“Add ingredients,” indeed.

———

Speaking of additives, here are the ingredients of “Breyers No Sugar Added Light Vanilla Ice Cream”:

Breyers-2

And here are the ingredients of “Breyers Blasts! Sara Lee Strawberry Cheesecake Frozen Dairy Dessert”:

Breyers-3

Indeed, the mighty have fallen.

At least William Breyer isn’t around to see what the suits have done with his legacy.

———

I close with one final observation.

Here are the ingredients of “Breyers Natural Vanilla Ice Cream”:

Breyers-4

To the company’s credit, the ingredients are few and the additives minimal.

But please note that vanilla is not an ingredient of Breyers Natural Vanilla Ice Cream.

 

The Questions…

1. The tradition of flying a flag at half-staff began in the 17th Century. It was seen as a symbol of respect and/or mourning, done to acknowledge some national event or the death of a notable person. What was the original meaning of the tradition?

2. What’s the difference between a nook and a cranny?

3. Chuck E. Cheese is the mouse mascot of the now-global restaurant chain bearing his name. His backstory: he is an orphaned mouse who doesn’t know his own birthday, so he hosts birthday parties for kids. What does the E in Chuck E. Cheese stand for?

4. Who was the youngest U.S. President?

5. What is the name of the business conglomerate formed by The Beatles in 1968?

The Answers…

1. Flying the flag at half-staff supposedly leaves space above it for “the invisible flag of death.”

2. A nook is a corner. A cranny is a crack.

3. Entertainment.

4. Theodore Roosevelt. He was 42 and serving as Vice President when William McKinley was assassinated in 1901. FYI, John Kennedy was 43 when he took office, Bill Clinton and Ulysses Grant were 46, and Barack Obama was 47.

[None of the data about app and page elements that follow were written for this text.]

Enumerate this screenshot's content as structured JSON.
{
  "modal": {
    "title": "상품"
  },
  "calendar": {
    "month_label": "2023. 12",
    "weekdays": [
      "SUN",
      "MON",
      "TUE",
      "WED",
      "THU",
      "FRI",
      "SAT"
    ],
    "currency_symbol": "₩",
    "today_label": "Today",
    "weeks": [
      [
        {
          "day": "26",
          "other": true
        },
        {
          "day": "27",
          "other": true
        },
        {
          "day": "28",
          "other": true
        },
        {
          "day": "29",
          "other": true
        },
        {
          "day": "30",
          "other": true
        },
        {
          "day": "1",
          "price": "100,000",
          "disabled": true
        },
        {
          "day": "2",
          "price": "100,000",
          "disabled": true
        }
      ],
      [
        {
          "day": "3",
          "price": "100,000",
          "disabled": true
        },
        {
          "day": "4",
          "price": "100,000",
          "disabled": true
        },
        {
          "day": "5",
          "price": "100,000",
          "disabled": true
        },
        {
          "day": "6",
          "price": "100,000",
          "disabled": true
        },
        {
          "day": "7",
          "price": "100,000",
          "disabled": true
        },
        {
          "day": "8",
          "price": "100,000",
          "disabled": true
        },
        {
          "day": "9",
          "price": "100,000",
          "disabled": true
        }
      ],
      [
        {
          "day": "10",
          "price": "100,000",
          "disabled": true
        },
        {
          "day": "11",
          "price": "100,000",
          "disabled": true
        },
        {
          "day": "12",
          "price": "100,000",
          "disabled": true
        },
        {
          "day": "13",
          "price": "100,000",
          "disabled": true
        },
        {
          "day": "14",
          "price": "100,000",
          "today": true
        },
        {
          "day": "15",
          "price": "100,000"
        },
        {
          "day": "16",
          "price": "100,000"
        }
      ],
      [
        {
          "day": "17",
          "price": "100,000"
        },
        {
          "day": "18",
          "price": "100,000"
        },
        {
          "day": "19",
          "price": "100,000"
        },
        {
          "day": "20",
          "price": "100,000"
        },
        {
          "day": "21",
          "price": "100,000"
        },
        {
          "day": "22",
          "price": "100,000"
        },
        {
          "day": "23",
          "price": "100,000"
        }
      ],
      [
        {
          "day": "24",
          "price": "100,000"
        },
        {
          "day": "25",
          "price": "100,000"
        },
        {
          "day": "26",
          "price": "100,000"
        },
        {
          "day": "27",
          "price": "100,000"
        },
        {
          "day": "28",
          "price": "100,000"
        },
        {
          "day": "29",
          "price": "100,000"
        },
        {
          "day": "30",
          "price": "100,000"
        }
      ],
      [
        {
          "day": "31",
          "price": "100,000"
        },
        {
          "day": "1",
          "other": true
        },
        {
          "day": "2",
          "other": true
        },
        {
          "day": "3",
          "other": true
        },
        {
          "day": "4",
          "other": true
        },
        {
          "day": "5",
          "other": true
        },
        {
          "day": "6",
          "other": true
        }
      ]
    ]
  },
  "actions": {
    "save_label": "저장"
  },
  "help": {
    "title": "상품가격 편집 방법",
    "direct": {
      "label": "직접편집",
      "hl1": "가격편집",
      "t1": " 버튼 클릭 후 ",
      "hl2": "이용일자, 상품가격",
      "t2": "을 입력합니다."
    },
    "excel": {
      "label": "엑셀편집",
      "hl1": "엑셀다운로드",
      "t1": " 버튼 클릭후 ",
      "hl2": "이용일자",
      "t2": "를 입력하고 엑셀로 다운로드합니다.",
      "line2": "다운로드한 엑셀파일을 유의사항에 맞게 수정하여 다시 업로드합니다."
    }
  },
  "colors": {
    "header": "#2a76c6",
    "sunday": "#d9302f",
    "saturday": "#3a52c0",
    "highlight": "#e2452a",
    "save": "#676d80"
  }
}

5. Apple Corps. A Granny Smith apple is its logo. The company’s primary business is Apple Records, but other divisions have included films, music publishing, a recording studio, a retail store, and electronics. Over the years, Apple Corps and Apple Inc. (the iPhone/Mac people) have sued each other regularly for trademark infringement and violating settlement agreements.

Half-staff

Apple Corps